- REQUIRED WORK -
Please copy the data shown below, word for word.

- PROVIDED INFORMATION -
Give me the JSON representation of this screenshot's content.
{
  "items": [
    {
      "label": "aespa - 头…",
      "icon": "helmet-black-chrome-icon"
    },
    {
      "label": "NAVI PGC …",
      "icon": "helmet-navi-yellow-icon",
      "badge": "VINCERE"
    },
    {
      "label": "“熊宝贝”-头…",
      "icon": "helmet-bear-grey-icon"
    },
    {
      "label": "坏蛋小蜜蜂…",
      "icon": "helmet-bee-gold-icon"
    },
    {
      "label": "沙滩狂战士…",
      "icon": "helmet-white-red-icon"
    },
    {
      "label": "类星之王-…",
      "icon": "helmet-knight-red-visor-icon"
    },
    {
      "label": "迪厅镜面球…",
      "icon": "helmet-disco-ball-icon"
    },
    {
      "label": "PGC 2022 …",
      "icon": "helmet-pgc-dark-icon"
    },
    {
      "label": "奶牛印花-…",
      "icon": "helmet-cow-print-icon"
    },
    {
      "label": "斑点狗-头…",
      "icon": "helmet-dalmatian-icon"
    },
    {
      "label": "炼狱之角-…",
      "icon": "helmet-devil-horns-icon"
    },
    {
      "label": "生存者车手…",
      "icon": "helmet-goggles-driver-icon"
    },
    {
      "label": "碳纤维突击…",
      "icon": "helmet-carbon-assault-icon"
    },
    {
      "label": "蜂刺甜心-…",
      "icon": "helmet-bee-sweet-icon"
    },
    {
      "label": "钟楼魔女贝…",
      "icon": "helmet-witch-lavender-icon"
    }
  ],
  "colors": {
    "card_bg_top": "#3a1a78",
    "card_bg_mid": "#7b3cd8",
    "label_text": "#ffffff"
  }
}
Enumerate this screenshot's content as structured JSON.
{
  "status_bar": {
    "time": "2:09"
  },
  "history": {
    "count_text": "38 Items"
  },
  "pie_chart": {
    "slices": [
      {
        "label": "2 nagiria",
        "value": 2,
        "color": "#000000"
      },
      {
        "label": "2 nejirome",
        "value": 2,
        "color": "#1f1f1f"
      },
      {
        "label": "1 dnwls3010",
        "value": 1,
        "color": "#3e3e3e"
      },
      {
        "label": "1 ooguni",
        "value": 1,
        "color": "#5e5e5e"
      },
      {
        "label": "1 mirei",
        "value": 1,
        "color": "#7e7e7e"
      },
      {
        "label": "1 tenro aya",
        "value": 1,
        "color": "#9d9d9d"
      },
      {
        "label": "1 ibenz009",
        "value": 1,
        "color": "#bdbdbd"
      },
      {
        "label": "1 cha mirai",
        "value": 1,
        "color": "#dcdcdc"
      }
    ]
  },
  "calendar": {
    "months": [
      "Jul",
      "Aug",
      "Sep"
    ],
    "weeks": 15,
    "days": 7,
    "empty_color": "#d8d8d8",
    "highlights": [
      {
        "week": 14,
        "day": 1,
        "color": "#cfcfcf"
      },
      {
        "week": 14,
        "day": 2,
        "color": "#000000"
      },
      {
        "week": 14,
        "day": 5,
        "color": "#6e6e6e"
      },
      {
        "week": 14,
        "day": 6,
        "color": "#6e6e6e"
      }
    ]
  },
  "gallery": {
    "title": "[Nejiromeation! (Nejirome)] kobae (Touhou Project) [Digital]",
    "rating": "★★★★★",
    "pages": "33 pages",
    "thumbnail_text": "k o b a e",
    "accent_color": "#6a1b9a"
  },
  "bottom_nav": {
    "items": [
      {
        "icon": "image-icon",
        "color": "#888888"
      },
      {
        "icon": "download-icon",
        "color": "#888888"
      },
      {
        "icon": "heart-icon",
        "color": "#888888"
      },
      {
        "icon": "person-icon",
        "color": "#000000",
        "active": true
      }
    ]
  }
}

- FINAL ANSWER -
Give me the JSON representation of this screenshot's content.
{
  "items": [
    {
      "label": "aespa - 头…",
      "icon": "helmet-black-chrome-icon"
    },
    {
      "label": "NAVI PGC …",
      "icon": "helmet-navi-yellow-icon",
      "badge": "VINCERE"
    },
    {
      "label": "“熊宝贝”-头…",
      "icon": "helmet-bear-grey-icon"
    },
    {
      "label": "坏蛋小蜜蜂…",
      "icon": "helmet-bee-gold-icon"
    },
    {
      "label": "沙滩狂战士…",
      "icon": "helmet-white-red-icon"
    },
    {
      "label": "类星之王-…",
      "icon": "helmet-knight-red-visor-icon"
    },
    {
      "label": "迪厅镜面球…",
      "icon": "helmet-disco-ball-icon"
    },
    {
      "label": "PGC 2022 …",
      "icon": "helmet-pgc-dark-icon"
    },
    {
      "label": "奶牛印花-…",
      "icon": "helmet-cow-print-icon"
    },
    {
      "label": "斑点狗-头…",
      "icon": "helmet-dalmatian-icon"
    },
    {
      "label": "炼狱之角-…",
      "icon": "helmet-devil-horns-icon"
    },
    {
      "label": "生存者车手…",
      "icon": "helmet-goggles-driver-icon"
    },
    {
      "label": "碳纤维突击…",
      "icon": "helmet-carbon-assault-icon"
    },
    {
      "label": "蜂刺甜心-…",
      "icon": "helmet-bee-sweet-icon"
    },
    {
      "label": "钟楼魔女贝…",
      "icon": "helmet-witch-lavender-icon"
    }
  ],
  "colors": {
    "card_bg_top": "#3a1a78",
    "card_bg_mid": "#7b3cd8",
    "label_text": "#ffffff"
  }
}
Enumerate this screenshot's content as structured JSON.
{
  "status_bar": {
    "time": "2:09"
  },
  "history": {
    "count_text": "38 Items"
  },
  "pie_chart": {
    "slices": [
      {
        "label": "2 nagiria",
        "value": 2,
        "color": "#000000"
      },
      {
        "label": "2 nejirome",
        "value": 2,
        "color": "#1f1f1f"
      },
      {
        "label": "1 dnwls3010",
        "value": 1,
        "color": "#3e3e3e"
      },
      {
        "label": "1 ooguni",
        "value": 1,
        "color": "#5e5e5e"
      },
      {
        "label": "1 mirei",
        "value": 1,
        "color": "#7e7e7e"
      },
      {
        "label": "1 tenro aya",
        "value": 1,
        "color": "#9d9d9d"
      },
      {
        "label": "1 ibenz009",
        "value": 1,
        "color": "#bdbdbd"
      },
      {
        "label": "1 cha mirai",
        "value": 1,
        "color": "#dcdcdc"
      }
    ]
  },
  "calendar": {
    "months": [
      "Jul",
      "Aug",
      "Sep"
    ],
    "weeks": 15,
    "days": 7,
    "empty_color": "#d8d8d8",
    "highlights": [
      {
        "week": 14,
        "day": 1,
        "color": "#cfcfcf"
      },
      {
        "week": 14,
        "day": 2,
        "color": "#000000"
      },
      {
        "week": 14,
        "day": 5,
        "color": "#6e6e6e"
      },
      {
        "week": 14,
        "day": 6,
        "color": "#6e6e6e"
      }
    ]
  },
  "gallery": {
    "title": "[Nejiromeation! (Nejirome)] kobae (Touhou Project) [Digital]",
    "rating": "★★★★★",
    "pages": "33 pages",
    "thumbnail_text": "k o b a e",
    "accent_color": "#6a1b9a"
  },
  "bottom_nav": {
    "items": [
      {
        "icon": "image-icon",
        "color": "#888888"
      },
      {
        "icon": "download-icon",
        "color": "#888888"
      },
      {
        "icon": "heart-icon",
        "color": "#888888"
      },
      {
        "icon": "person-icon",
        "color": "#000000",
        "active": true
      }
    ]
  }
}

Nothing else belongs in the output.